The US FDI contributes to the creation of much-needed jobs for South Africa’s young population. Most of the US companies use South Africa as a gateway to the African market. Moreover, South Africa also benefits from the US Africa Growth and Opportunity Act (AGOA) which grants preferential treatment of goods from selected sub-Saharan African countries. Other trade arrangements involving the two countries include the Trade and Investment Framework Agreement of 2012 and the Trade, Investment and Development Co-operative Agreement (TIDCA) signed between the US and the Southern African Customs Union (SACU) of which South Africa is a part.
As such, Ramaphosa will seek to encourage more trade and investment from the US to bolster South Africa’s struggling economy.
It is important for President Ramaphosa to bear in mind that he goes to the White House wearing not only the national hat but the continental one too. As such, in his deliberations with Biden he must highlight Africa’s interests as captured and articulated in the AU Agenda 2063.
The US has the potential to play an important role in driving economic transformation in Africa through supporting the implementation of the African Continental Free Trade Area (AfCFTA) and helping narrow the infrastructure funding gap in Africa among other ways.
Nonetheless, despite their thriving bilateral relationship the two countries seem to be drifting apart on global issues of late. Firstly, Ramaphosa is one of the principals of the BRICS grouping whose founding mission is to transform the current global order which the US, being its chief architect, expends an enormous amount of resources defending. The BRICS countries, acting as representatives of the global south, feel aggrieved by the inequities of the global order which favour the global north at the expense of the global south. Secondly, the Covid-19 pandemic further laid bare the differences between South Africa and the US worldviews.
Ramaphosa was critical of the US and other rich countries’ rush to hoard Covid-19 vaccines leaving developing countries especially in Africa without access to vaccines, which the United Nations had declared a global public good. Further, the US failed to support South Africa’s quest in the World Trade Organisation (WTO) to have intellectual property rights on vaccines waived to allow for their production in more countries. This episode raised questions one the United States’ commitment to multilateralism on the one hand and the sincerity of its partnership with Africa on the other. Third, South Africa has steadfastly refused to join the US-pulled bandwagon of condemning and isolating Russia for its invasion of Ukraine beginning February this year.
South Africa has insisted on adopting a neutral stance on the Russia-Ukraine conflict arguing that condemning and punishing one of the protagonists will only make it harder to bring them to the negotiating table. The US and other western countries’ sanctions on Russia have added to the deterioration of the global economy with developing countries being the hardest hit.

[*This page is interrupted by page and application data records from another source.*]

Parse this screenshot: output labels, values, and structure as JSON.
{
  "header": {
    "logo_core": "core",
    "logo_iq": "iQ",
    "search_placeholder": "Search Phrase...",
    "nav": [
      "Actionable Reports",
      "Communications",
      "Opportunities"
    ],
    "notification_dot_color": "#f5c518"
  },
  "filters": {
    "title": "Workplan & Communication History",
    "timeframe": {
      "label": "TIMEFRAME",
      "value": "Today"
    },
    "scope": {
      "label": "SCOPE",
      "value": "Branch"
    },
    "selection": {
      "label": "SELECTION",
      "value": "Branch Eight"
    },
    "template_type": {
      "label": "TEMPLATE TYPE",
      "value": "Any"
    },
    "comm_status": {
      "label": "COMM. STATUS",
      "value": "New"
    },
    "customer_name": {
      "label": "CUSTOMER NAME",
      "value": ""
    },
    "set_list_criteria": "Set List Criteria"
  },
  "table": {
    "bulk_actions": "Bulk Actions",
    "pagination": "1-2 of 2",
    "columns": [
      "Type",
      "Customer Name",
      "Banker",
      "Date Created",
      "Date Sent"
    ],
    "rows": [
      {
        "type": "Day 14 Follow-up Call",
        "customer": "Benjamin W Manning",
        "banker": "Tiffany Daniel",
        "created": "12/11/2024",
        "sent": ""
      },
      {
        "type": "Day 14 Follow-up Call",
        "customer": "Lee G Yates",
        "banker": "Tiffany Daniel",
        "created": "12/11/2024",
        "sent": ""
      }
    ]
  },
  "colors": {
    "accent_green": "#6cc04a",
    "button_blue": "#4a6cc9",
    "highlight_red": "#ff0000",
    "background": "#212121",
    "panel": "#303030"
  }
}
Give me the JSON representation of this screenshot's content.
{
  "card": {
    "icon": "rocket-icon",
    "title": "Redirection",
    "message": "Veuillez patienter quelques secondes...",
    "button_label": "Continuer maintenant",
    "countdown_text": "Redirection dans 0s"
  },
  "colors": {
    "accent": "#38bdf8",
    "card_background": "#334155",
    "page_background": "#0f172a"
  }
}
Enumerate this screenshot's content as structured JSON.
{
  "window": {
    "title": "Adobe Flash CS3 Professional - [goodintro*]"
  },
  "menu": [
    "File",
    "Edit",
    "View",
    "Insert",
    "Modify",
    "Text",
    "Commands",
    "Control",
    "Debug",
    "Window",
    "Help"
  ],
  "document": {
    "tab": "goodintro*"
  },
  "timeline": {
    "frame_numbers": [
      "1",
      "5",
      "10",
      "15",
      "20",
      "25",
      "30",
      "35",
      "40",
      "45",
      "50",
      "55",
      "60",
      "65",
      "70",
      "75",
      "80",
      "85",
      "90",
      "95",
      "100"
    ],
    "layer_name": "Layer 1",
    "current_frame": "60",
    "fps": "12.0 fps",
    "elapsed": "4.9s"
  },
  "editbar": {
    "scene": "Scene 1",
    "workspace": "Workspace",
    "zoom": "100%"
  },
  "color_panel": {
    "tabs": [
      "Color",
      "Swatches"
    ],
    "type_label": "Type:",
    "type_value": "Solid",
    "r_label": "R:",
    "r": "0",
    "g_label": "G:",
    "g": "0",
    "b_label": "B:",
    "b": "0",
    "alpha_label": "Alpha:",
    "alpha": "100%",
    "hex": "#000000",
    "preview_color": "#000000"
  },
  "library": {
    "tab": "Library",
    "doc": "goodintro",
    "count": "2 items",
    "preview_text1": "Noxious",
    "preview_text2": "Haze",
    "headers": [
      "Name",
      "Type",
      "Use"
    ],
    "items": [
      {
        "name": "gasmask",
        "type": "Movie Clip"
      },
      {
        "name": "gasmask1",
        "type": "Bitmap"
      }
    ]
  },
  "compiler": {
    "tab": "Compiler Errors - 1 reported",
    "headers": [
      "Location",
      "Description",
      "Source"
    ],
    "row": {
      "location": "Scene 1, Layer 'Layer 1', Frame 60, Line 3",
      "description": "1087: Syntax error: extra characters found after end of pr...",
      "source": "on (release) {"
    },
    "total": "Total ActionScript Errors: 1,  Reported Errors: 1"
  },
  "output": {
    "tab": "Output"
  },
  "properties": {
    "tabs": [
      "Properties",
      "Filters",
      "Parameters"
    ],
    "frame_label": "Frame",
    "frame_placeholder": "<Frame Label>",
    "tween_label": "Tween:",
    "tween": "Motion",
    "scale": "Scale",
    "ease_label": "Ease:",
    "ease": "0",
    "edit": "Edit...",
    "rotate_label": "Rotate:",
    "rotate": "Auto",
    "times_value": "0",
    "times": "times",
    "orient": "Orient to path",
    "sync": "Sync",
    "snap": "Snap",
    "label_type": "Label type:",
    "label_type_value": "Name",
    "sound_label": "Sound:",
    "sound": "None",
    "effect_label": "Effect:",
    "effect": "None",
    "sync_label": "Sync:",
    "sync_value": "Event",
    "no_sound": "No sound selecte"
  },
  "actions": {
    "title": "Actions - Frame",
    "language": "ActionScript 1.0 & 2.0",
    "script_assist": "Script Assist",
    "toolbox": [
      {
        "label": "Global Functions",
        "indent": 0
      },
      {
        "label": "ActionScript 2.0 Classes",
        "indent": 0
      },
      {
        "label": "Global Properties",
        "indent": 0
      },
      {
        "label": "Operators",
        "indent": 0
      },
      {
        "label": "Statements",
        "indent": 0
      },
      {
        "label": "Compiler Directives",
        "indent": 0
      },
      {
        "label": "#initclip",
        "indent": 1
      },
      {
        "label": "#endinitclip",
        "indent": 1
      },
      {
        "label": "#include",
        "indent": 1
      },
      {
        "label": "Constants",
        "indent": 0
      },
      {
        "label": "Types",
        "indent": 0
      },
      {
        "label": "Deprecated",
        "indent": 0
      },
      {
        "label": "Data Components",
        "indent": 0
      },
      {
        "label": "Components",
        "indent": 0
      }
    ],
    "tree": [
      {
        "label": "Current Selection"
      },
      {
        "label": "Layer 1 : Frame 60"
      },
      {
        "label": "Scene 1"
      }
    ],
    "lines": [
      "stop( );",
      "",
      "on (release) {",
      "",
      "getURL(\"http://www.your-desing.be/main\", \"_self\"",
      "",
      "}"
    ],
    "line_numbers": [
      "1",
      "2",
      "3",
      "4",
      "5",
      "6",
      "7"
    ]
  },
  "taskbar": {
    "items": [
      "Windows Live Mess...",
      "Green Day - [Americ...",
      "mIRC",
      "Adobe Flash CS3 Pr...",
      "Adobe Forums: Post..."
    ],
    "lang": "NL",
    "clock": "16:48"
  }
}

The war in itself is a manifestation of the terminal deficiencies of the post-1945 US-sponsored global order which South Africa and its BRICS allies have protested against. Moreover, on climate change the US and South Africa largely see eye to eye and have both committed to fighting climate change by reducing striving to reduce greenhouse gas emissions and build greener economies in their countries. However, Ramaphosa’s administration must commit to obligations that South Africa can handle, particularly when it comes to transitioning from fossil fuels to renewable energy.
The US can be an important partner for South Africa in implementing its Just Energy Transition policy in an economically and socially sustainable way in terms of technology transfer and finance.
The US is aware of its waning global influence and also aware of South Africa’s strategic value as an important voice on the African continent. Biden’s invitation of Ramaphosa to the White House is partly calculated to court South Africa’s support on important global issues in light of the US-Africa Leaders Summit coming up in December.
At the same time, the US is also important to South Africa within the purview of the North-South relations part of its foreign policy. However, it is important for Ramaphosa not be intimidated or co-opted by the economic might of the US and act in South Africa and Africa’s best interests.
In Washington Ramaphosa must insist on South Africa’s independence in making decisions on its foreign policy while emphasising co-operation on issues that can yield mutual benefit for both countries.
Monyae is an Associate Professor of International Relations and Political Sciences and Director of the Centre for Africa-China Studies at the University of Johannesburg.